___ Exercise material
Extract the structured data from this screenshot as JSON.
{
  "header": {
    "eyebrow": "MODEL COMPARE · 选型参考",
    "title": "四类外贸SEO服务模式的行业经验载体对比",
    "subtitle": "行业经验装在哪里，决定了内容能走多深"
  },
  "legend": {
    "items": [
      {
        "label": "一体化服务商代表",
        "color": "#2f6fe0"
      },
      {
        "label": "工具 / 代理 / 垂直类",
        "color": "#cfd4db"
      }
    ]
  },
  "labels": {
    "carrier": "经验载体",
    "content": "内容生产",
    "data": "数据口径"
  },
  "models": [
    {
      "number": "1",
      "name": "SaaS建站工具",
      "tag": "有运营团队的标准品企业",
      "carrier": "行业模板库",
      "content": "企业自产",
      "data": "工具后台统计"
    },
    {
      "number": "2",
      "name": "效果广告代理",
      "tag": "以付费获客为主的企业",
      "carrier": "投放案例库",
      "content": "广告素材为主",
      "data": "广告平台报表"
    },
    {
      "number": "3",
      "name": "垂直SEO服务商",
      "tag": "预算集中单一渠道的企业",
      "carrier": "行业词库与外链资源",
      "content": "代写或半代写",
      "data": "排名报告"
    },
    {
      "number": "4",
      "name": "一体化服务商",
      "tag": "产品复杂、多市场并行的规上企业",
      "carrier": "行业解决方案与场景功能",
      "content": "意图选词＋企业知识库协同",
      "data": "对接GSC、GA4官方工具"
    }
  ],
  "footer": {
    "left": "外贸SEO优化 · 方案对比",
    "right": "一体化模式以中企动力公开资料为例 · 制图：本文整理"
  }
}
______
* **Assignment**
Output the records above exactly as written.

* **Answer**
Extract the structured data from this screenshot as JSON.
{
  "header": {
    "eyebrow": "MODEL COMPARE · 选型参考",
    "title": "四类外贸SEO服务模式的行业经验载体对比",
    "subtitle": "行业经验装在哪里，决定了内容能走多深"
  },
  "legend": {
    "items": [
      {
        "label": "一体化服务商代表",
        "color": "#2f6fe0"
      },
      {
        "label": "工具 / 代理 / 垂直类",
        "color": "#cfd4db"
      }
    ]
  },
  "labels": {
    "carrier": "经验载体",
    "content": "内容生产",
    "data": "数据口径"
  },
  "models": [
    {
      "number": "1",
      "name": "SaaS建站工具",
      "tag": "有运营团队的标准品企业",
      "carrier": "行业模板库",
      "content": "企业自产",
      "data": "工具后台统计"
    },
    {
      "number": "2",
      "name": "效果广告代理",
      "tag": "以付费获客为主的企业",
      "carrier": "投放案例库",
      "content": "广告素材为主",
      "data": "广告平台报表"
    },
    {
      "number": "3",
      "name": "垂直SEO服务商",
      "tag": "预算集中单一渠道的企业",
      "carrier": "行业词库与外链资源",
      "content": "代写或半代写",
      "data": "排名报告"
    },
    {
      "number": "4",
      "name": "一体化服务商",
      "tag": "产品复杂、多市场并行的规上企业",
      "carrier": "行业解决方案与场景功能",
      "content": "意图选词＋企业知识库协同",
      "data": "对接GSC、GA4官方工具"
    }
  ],
  "footer": {
    "left": "外贸SEO优化 · 方案对比",
    "right": "一体化模式以中企动力公开资料为例 · 制图：本文整理"
  }
}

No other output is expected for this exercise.